Gear Up and Hit the Trail With Your Canine Companion
By Author Name
Apr 24, 2019
Updated Nov 17, 2023
5 min read
Going on a long or even overnight hike with your dog can be a rewarding experience that brings you and your canine companion closer together. But it’s good to be prepared with the right gear to get the job done and make your trek as smooth as possible. So instead of scrambling at the last minute, throwing some kibble into a zip-lock bag and hoping you have all the necessities, let’s take a minute to go through what you’ll need.
A dog’s gotta eat and drink, right? Keep in mind that large dogs can drink 0.5 to 1.0 ounces of water per pound per day while dogs 20 pounds and lighter will be closer to 1.5 ounces per pound per day. Thankfully, these lightweight silicone bowls are perfect for food and water — plus they flatten down to take up very little space. The ability to clip these on anywhere also offers a heck of a lot of options when packing up your gear.
Chances are, most places you’ll go will require you to have your pup on a leash. And even if it’s not a law, it’s a good idea to keep your dog closeby so the two of you won’t get separated. This particular leash is super durable, reflective for nighttime adventures and comes with a built-in, handy-dandy carabiner. Who could ask for more?
It’s time for your furbaby to pull their own weight! There are all sorts of wonderful backpacks for dogs nowadays, and this model comes in three sizes to fit all. Have them carry their own food, bowl, doggy bags (be sure to pick up what your pup leaves behind) and maybe even water if it’s not too heavy. Aside from the fact that your dog will look adorable, these packs also take a load off your back.
If you’re going out in nature, you can count on your pet finding something muddy or wet. And that’s OK! You’ll be prepared with a towel just for their muddy little paws. No one wants their tent and gear all dirty just because someone had to explore every inch of that puddle.
No one wants to imagine losing their best friend after the sun goes down — and with a clip-on collar light, you won’t have to give it a second thought. If your dog is off the leash, you can still keep tabs on them no matter how dark it gets. Just make sure you come prepared with a fresh battery so it stays as bright as your pup’s silly smile.
Depending on the season, location and your dog’s breed, you may want to consider a coat for your furry friend. It adds a layer of heat retention and water resistance if the weather starts to turn on you, and it makes them look just so darn cute.
There’s nothing better than sleeping like a baby after a full day of hiking, but that might be kind of difficult if you have to share your bed with a dog. Give yourself some space and bring your pup an easily transportable bed of their own so you can both get enough rest for the next day of adventure.

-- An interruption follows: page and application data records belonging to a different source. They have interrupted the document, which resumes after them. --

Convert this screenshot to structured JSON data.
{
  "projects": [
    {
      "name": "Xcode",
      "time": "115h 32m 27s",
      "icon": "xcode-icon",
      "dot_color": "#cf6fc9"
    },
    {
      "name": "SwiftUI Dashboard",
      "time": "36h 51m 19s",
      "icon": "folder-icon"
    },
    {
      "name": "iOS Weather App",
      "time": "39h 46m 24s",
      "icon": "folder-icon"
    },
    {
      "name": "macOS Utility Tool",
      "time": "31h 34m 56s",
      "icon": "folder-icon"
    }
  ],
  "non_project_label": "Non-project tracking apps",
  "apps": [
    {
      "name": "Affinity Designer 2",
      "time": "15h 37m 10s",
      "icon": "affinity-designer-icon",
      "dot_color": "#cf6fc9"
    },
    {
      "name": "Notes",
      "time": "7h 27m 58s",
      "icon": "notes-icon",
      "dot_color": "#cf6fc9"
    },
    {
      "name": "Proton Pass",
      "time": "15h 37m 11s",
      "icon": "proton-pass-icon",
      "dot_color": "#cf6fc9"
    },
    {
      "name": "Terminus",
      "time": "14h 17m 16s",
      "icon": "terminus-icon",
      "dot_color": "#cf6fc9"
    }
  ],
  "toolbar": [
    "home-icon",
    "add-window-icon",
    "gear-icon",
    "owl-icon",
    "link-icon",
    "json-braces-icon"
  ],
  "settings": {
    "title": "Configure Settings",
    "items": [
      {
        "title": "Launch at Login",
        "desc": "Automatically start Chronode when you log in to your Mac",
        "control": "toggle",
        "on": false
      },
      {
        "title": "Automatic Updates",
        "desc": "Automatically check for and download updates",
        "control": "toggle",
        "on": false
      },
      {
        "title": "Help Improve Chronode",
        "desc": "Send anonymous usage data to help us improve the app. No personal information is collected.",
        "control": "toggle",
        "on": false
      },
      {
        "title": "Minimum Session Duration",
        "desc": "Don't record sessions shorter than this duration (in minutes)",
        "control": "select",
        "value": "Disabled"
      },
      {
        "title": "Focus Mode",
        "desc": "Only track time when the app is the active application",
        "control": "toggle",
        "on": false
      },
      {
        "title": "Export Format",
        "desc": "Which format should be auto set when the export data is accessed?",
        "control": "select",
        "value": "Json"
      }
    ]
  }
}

Tell us all about your adventures with your dog and what’s been a lifesaver out on the trail — we want to hear in the comments below!